What will we use to do any of this inside the living organism? What will such things be made of? How will you dose them, whatever they are? Will they be taken up though the gut? Doesn’t seem likely, given the size and complexity we’re talking about. So, intravenous then, fine – how will they distribute through the body? Everything spreads out a bit differently, you know. How do you keep them from sticking to all kinds of proteins and surfaces that you’re not interested in? How long will they last in vivo? How will you keep them from being cleared out by the liver, or from setting off a potentially deadly immune response? All of these could vary from patient to patient, just to make things more interesting. How will we get any of these things into cells, when we only roughly understand the dozens of different transport mechanisms involved? And how will we keep the cells from pumping them right back out? They do that, you know. And when it’s time to kill the cells, how do you make absolutely sure that you’re only killing the ones you want? And when it’s time to do the gene therapy, what’s the energy source for all the chemistry involved, as we cut out some sequences and splice in the others? Are we absolutely sure that we’re only doing that in just the right places in just the right cells, or will we (disastrously) be sticking in copies into the DNA of a quarter of a per cent of all the others?
And what does all this nucleic acid focus have to do with protein expression and processing? You can’t fix a lot of things at the DNA level. Misfolding, misglycosylation, defects in transport and removal – a lot of this stuff is post-genomic. Are we going to be able to sequence proteins in vivo, cell by cell, as well? Detect tertiary structure problems? How? And fix them, how?

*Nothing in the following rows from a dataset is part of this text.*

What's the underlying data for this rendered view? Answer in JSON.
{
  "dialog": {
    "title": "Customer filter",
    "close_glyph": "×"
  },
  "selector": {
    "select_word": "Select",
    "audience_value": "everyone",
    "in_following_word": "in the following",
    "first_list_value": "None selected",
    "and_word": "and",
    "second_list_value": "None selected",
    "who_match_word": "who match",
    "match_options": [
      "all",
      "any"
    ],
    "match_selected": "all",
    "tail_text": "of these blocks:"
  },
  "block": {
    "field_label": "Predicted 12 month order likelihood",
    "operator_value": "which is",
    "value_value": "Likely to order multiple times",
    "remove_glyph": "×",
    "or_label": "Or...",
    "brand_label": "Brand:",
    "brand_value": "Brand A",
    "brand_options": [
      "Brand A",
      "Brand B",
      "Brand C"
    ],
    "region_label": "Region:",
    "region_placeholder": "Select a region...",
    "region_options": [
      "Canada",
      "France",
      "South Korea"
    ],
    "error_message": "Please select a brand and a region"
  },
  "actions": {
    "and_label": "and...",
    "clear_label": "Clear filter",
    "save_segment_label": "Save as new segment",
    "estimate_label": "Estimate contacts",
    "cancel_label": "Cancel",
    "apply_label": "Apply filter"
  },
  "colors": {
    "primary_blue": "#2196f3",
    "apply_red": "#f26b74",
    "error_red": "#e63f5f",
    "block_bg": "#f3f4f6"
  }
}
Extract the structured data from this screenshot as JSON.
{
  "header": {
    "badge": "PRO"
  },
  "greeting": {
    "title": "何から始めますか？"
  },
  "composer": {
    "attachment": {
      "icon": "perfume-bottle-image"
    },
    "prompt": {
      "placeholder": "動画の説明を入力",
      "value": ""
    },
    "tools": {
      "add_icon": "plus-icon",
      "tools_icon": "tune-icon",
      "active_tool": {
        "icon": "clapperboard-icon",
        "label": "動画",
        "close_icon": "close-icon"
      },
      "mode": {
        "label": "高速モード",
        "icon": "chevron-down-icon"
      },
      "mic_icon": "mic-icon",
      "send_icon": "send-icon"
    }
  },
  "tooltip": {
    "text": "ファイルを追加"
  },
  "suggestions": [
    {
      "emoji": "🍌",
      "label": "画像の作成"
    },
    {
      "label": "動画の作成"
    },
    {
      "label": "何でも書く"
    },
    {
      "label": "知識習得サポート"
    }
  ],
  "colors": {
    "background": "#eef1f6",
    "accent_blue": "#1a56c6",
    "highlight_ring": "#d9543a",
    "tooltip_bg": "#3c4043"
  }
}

Alright, you get the idea. The thing is, and this may be surprising considering those last few paragraphs, that I don’t consider all of this to be intrinsically impossible. Many people who beat up on nanotechnology would disagree, but I think that some of these things are, at least in broad hazy theory, possibly doable. But they will require technologies that we are nowhere close to owning. Babbling, as the Bio-IT World piece does, about “detection modules” and “target codes” and “corrective action” is absolutely no help at all. Every one of those phrases unpacks into a gigantic tangle of incredibly complex details and total unknowns. I’m not ready to rule some of this stuff out. But I’m not ready to rule it in just by waving my hands.